TASK BRIEF. Show each line in the listing below that contains the word "Remover".
── DATA FOR THIS TASK ──
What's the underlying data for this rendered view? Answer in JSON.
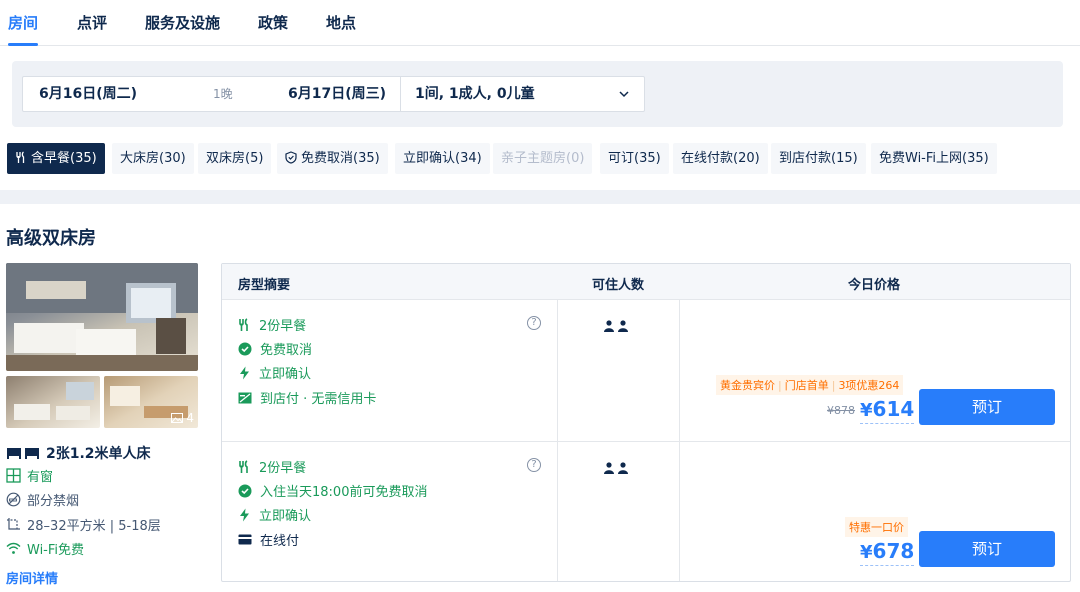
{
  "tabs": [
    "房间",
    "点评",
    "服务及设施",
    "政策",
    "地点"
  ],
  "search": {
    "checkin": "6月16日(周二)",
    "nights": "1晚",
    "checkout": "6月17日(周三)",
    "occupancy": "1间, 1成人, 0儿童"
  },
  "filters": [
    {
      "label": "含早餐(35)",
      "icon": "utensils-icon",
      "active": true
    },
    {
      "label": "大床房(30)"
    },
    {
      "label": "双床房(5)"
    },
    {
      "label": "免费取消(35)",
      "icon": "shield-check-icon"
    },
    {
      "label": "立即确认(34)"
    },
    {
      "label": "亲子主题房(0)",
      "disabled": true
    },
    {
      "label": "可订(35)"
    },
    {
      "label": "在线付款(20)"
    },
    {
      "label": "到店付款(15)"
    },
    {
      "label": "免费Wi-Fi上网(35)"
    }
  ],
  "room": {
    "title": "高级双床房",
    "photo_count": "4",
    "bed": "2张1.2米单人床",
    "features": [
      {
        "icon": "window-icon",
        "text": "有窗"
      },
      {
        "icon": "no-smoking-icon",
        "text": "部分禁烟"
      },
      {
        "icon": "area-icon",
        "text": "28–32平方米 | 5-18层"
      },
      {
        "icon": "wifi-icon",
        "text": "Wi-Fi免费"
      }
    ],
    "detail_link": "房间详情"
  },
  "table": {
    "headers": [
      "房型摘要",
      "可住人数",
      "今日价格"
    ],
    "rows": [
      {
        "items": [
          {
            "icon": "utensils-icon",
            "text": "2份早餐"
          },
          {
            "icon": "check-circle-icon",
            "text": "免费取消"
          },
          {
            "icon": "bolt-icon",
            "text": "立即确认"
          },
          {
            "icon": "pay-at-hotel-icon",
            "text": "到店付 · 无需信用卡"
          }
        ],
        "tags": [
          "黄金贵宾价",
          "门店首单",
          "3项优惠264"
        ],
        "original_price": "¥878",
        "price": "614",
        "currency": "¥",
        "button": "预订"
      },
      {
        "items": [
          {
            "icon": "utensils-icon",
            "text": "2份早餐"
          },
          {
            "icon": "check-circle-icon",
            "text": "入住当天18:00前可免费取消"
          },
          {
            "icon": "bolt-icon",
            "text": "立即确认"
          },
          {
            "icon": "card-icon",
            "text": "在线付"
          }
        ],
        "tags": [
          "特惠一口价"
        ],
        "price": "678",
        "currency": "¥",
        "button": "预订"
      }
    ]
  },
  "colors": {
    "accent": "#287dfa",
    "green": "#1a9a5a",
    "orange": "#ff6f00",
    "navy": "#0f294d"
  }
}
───
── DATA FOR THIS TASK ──
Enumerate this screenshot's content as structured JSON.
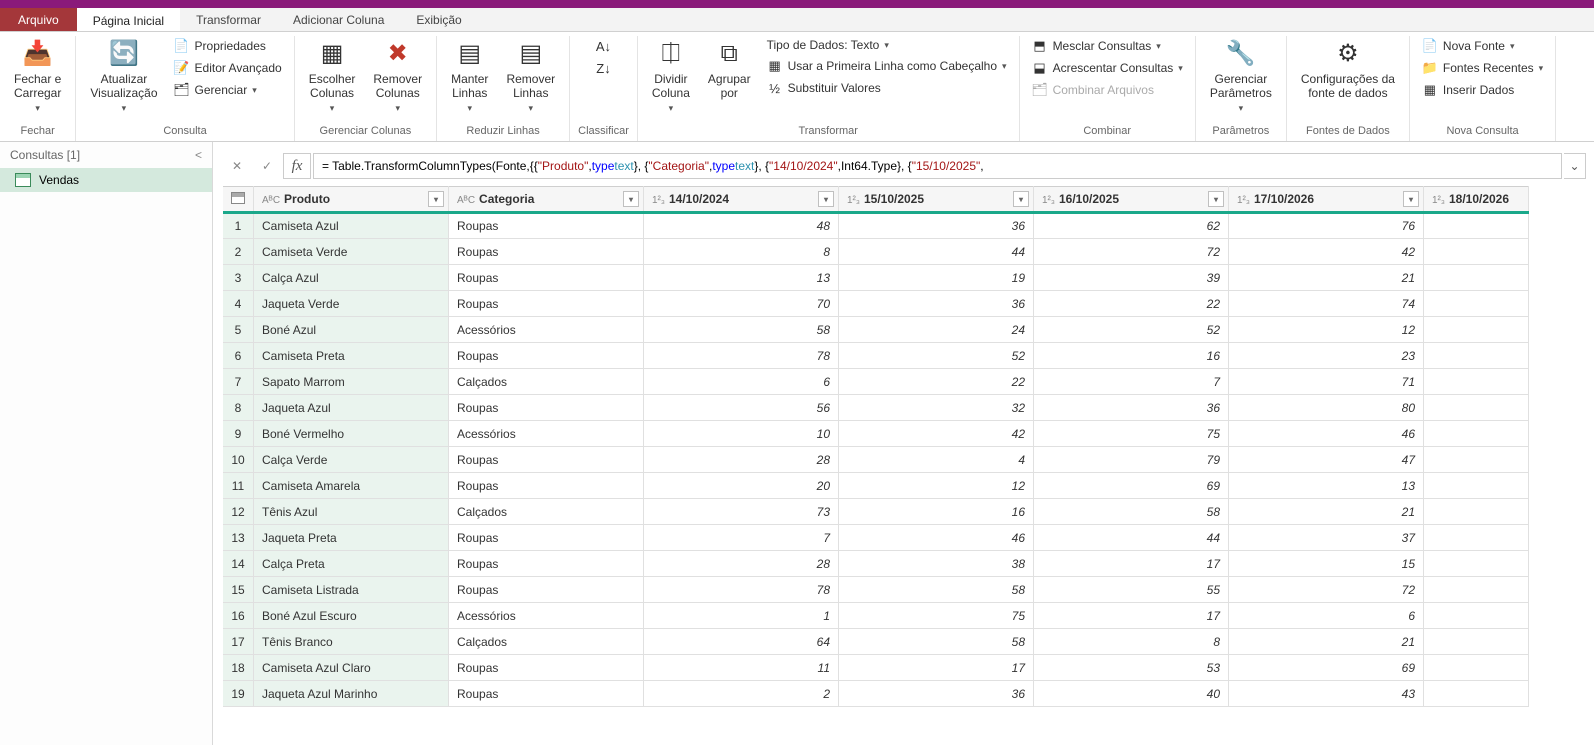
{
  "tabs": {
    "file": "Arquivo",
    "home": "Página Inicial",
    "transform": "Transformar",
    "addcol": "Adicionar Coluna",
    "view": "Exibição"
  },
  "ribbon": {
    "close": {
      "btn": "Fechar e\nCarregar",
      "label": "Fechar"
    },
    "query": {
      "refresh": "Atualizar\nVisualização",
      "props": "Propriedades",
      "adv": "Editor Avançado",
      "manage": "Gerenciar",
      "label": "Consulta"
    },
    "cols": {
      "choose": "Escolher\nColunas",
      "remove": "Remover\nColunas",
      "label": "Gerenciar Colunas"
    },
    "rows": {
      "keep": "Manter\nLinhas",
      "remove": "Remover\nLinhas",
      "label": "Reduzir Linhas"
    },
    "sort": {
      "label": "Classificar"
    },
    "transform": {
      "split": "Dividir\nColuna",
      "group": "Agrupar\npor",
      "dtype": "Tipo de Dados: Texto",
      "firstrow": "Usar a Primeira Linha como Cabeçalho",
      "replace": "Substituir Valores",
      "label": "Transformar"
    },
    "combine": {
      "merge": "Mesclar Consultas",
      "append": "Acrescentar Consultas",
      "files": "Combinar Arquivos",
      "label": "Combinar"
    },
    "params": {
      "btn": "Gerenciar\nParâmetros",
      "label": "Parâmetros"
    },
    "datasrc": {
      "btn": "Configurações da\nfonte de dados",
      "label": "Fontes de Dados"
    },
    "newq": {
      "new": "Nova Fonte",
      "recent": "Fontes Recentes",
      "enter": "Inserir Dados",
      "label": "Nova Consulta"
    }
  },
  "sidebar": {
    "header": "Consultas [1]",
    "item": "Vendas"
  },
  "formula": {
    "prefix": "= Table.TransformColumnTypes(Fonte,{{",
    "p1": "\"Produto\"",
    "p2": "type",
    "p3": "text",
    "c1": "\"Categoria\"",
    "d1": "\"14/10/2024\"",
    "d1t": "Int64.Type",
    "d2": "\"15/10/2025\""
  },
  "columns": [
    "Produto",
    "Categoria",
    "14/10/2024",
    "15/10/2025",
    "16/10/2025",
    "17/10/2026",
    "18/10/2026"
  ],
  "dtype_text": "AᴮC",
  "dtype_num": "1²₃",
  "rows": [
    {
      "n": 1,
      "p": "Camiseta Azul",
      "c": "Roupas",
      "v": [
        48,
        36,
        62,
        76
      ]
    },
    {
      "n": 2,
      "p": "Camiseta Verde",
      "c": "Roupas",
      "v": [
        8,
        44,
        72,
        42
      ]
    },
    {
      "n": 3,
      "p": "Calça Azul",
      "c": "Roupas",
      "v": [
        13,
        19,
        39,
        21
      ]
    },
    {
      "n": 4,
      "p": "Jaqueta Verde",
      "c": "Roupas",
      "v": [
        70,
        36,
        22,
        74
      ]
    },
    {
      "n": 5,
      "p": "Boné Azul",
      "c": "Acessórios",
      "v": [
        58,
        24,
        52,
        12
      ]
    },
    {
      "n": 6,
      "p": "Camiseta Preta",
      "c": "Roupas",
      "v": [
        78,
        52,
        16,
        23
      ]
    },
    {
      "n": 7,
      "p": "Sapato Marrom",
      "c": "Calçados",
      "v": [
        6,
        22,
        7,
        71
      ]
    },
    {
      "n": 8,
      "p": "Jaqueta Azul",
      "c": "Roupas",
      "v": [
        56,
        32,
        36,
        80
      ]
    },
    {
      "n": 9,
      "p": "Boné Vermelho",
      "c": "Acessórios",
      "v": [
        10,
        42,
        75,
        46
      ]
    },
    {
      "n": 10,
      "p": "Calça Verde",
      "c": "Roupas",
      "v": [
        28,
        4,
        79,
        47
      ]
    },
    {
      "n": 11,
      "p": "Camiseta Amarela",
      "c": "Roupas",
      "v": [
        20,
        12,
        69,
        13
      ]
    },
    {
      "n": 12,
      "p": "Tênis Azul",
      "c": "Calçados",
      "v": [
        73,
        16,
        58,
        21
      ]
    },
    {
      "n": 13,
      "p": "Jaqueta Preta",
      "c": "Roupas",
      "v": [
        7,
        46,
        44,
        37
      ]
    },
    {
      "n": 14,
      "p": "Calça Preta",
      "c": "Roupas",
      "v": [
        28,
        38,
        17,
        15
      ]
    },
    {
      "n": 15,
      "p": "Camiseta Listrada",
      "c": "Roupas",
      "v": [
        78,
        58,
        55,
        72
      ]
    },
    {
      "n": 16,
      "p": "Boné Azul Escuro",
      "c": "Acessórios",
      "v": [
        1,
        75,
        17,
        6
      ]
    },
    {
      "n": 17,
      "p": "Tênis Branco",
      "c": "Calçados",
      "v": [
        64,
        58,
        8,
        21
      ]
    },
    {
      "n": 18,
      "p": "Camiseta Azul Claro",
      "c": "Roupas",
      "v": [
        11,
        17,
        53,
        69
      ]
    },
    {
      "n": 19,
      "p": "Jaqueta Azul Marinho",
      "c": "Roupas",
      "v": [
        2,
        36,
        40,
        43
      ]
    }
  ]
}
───
TASK OUTPUT.
      "remove": "Remover\nColunas",
      "remove": "Remover\nLinhas",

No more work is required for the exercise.